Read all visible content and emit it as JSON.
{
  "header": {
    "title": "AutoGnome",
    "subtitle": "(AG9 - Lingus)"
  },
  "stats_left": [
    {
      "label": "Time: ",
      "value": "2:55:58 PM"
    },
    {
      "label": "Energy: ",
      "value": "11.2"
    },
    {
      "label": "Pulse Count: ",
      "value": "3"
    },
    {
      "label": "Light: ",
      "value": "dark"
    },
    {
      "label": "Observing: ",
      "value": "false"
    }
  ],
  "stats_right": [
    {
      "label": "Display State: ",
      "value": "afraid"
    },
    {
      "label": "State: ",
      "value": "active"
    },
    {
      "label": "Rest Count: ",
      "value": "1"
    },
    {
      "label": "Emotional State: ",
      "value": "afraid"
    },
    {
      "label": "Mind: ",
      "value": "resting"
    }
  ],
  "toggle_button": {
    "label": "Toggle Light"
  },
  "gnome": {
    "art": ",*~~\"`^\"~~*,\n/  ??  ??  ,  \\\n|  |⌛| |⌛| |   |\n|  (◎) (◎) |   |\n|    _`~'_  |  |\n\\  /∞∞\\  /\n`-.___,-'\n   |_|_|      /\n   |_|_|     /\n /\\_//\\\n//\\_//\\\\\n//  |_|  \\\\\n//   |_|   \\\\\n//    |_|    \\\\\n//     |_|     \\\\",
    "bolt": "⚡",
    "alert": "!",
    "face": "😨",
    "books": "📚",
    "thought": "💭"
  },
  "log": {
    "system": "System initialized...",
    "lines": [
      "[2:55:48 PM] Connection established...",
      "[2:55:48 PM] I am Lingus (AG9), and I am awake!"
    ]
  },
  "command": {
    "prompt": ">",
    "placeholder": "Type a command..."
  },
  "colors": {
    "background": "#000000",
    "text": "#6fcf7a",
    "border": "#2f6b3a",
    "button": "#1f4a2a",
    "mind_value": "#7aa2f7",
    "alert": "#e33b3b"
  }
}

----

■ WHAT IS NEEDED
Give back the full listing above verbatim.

■ ANSWER BOX
Read all visible content and emit it as JSON.
{
  "header": {
    "title": "AutoGnome",
    "subtitle": "(AG9 - Lingus)"
  },
  "stats_left": [
    {
      "label": "Time: ",
      "value": "2:55:58 PM"
    },
    {
      "label": "Energy: ",
      "value": "11.2"
    },
    {
      "label": "Pulse Count: ",
      "value": "3"
    },
    {
      "label": "Light: ",
      "value": "dark"
    },
    {
      "label": "Observing: ",
      "value": "false"
    }
  ],
  "stats_right": [
    {
      "label": "Display State: ",
      "value": "afraid"
    },
    {
      "label": "State: ",
      "value": "active"
    },
    {
      "label": "Rest Count: ",
      "value": "1"
    },
    {
      "label": "Emotional State: ",
      "value": "afraid"
    },
    {
      "label": "Mind: ",
      "value": "resting"
    }
  ],
  "toggle_button": {
    "label": "Toggle Light"
  },
  "gnome": {
    "art": ",*~~\"`^\"~~*,\n/  ??  ??  ,  \\\n|  |⌛| |⌛| |   |\n|  (◎) (◎) |   |\n|    _`~'_  |  |\n\\  /∞∞\\  /\n`-.___,-'\n   |_|_|      /\n   |_|_|     /\n /\\_//\\\n//\\_//\\\\\n//  |_|  \\\\\n//   |_|   \\\\\n//    |_|    \\\\\n//     |_|     \\\\",
    "bolt": "⚡",
    "alert": "!",
    "face": "😨",
    "books": "📚",
    "thought": "💭"
  },
  "log": {
    "system": "System initialized...",
    "lines": [
      "[2:55:48 PM] Connection established...",
      "[2:55:48 PM] I am Lingus (AG9), and I am awake!"
    ]
  },
  "command": {
    "prompt": ">",
    "placeholder": "Type a command..."
  },
  "colors": {
    "background": "#000000",
    "text": "#6fcf7a",
    "border": "#2f6b3a",
    "button": "#1f4a2a",
    "mind_value": "#7aa2f7",
    "alert": "#e33b3b"
  }
}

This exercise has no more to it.